The Copernicus Agency said in a statement that such an early start to the destruction of the ozone layer has only been recorded about a dozen times in the 43 years since the beginning of scientific measurements. According to the data, the size of the ozone hole in August 2023 ranks tenth.

The hole is currently more than 16 million square kilometers (6 million square miles) in size. It will continue to grow until about the end of September when Antarctica begins to warm as it moves into the spring period. The hole will take until at least the end of November to close, but it could remain for much longer than that.

Stratospheric cooling resulting from increased water vapor concentrations in the stratosphere leads to the frequent formation of polar stratospheric clouds.

Scientists believe that these strange iridescent clouds that form at altitudes of 15 to 25 km (9 to 15 miles) provide the right chemical environment for stratospheric ozone-depleting substances (ODS) to do their destructive work.

Although most of these substances, such as CFCs and HFCs previously used in aerosol sprays and refrigerators, are banned under the 1987 Montreal Protocol, their natural degradation takes decades, and their concentrations in the atmosphere remain high.

Vincent-Henri Beutsch, director of the Copernicus Atmosphere Monitoring Service (CAMS), explained in the statement that although scientists cannot say with certainty whether the Hunga Tonga volcano is responsible for above-average ozone depletion this year, they hope to find out. More measurements in the coming months.

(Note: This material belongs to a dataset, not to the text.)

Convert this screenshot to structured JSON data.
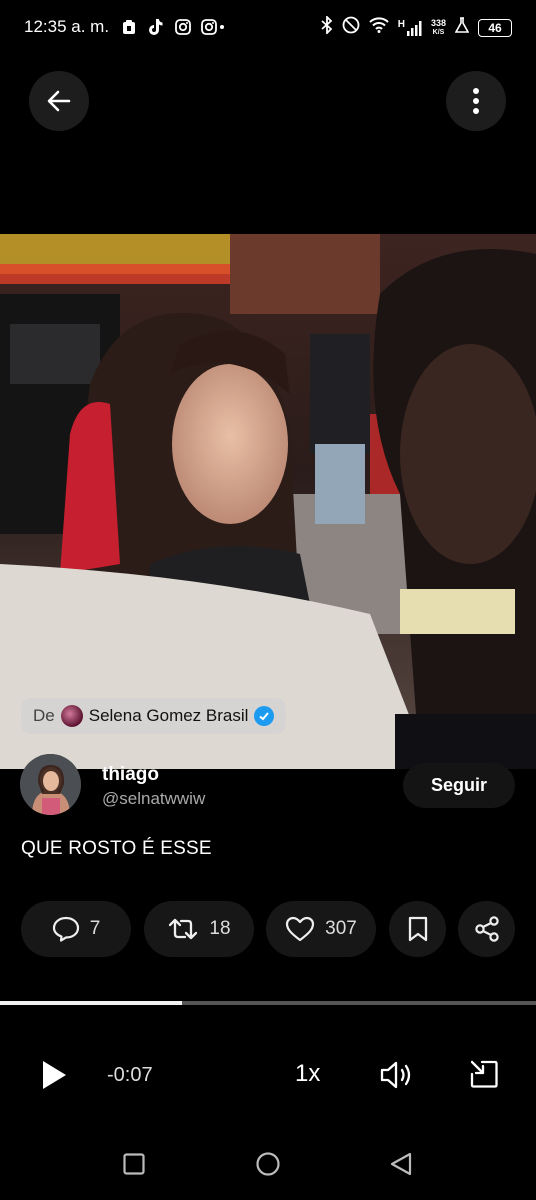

Adding: “Our ability to provide 3D analyzes and predictions of ozone at the poles is a powerful way to monitor how ozone holes are evolving in real time, and to assess the main drivers behind what is being observed. This gives us insights into how specific events influence the development of this Antarctic ozone hole.” This year, such as the eruption of the Honga Tonga-Hunga Haapai volcano last year, which increased the amount of water vapor in the stratosphere.

The effects of the eruption of the Hunga Tonga volcano is a completely new area for scientists, as no previous volcanic eruption in documented history has pumped so much water into the atmosphere.

However, there are other factors at play when it comes to the unusual behavior of the ozone layer, according to the Copernicus Agency.

The past three years have seen very large and prolonged ozone holes, although those holes opened up later in the season than this year.

Scientists believe that ongoing climate change may contribute to ozone depletion despite the gradual decrease in atmospheric concentrations of ozone-depleting substances. The processes in the atmosphere are complex, and models suggest that while temperatures near Earth’s surface are undoubtedly rising, the stratosphere is in fact cooling (even without the extra water from Honga Tonga), meaning more ozone layer destruction.


Naval Today : Indonesia is developing a new generation of warships

Naval Today announced that Indonesia has started manufacturing a new generation of warships for its navy.

A post on the site reads: “At PT Pal’s shipyard in Surabaya, the process of manufacturing two warships of a new generation for the Indonesian Navy has begun. The ships will be modified versions of the Arrowhead-140 ships being developed by the British Babcock company.”

Depending on the location, the new ships will be manufactured within the framework of contracts signed by the British Babcock Company with Indonesian institutions.

During a ceremony devoted to the start of the manufacturing of the two Indonesian ships, the CEO of Babcock said: “We congratulate PT Pal on this important achievement. The development of the Miecznik frigates, and the Polish shipyard Remontowa began manufacturing the first of the new ships.

The length of each Arrowhead-140 ship is 140 meters, and its water displacement is equivalent to 5,600 tons. These ships can move at a speed of 26 nautical knots and travel 9,000 nautical miles on each mission.

The ships’ armament systems include anti-air missiles and 57 mm cannons, in addition to the ships being equipped with platforms to carry helicopters.